# [Exercise requirements]
Look through the records below and give the number of lines holding the string "time", nothing more.

# [Input]
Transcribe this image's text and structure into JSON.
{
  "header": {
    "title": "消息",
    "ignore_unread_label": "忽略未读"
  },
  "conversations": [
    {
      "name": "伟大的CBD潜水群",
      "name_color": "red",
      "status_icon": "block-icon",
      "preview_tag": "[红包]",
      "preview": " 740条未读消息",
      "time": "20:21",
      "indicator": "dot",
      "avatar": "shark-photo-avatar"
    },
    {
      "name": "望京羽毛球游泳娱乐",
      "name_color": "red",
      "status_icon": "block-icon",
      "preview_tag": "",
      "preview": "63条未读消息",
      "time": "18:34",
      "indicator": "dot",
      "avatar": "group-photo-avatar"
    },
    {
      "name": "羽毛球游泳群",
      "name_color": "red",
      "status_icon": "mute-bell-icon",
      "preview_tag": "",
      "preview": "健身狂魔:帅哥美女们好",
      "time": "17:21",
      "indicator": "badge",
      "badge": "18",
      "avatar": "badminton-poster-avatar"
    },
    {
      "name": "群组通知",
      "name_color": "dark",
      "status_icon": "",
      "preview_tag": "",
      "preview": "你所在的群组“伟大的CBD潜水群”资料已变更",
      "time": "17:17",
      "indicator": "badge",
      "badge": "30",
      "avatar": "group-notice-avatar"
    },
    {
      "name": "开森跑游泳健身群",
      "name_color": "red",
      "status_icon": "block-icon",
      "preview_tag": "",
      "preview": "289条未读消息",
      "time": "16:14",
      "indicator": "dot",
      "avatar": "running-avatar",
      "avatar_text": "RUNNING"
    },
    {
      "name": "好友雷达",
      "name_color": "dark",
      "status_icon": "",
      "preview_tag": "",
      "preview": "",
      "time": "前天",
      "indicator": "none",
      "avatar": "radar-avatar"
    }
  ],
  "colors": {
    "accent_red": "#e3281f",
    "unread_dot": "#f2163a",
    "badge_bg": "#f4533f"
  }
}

# [Task solution]
6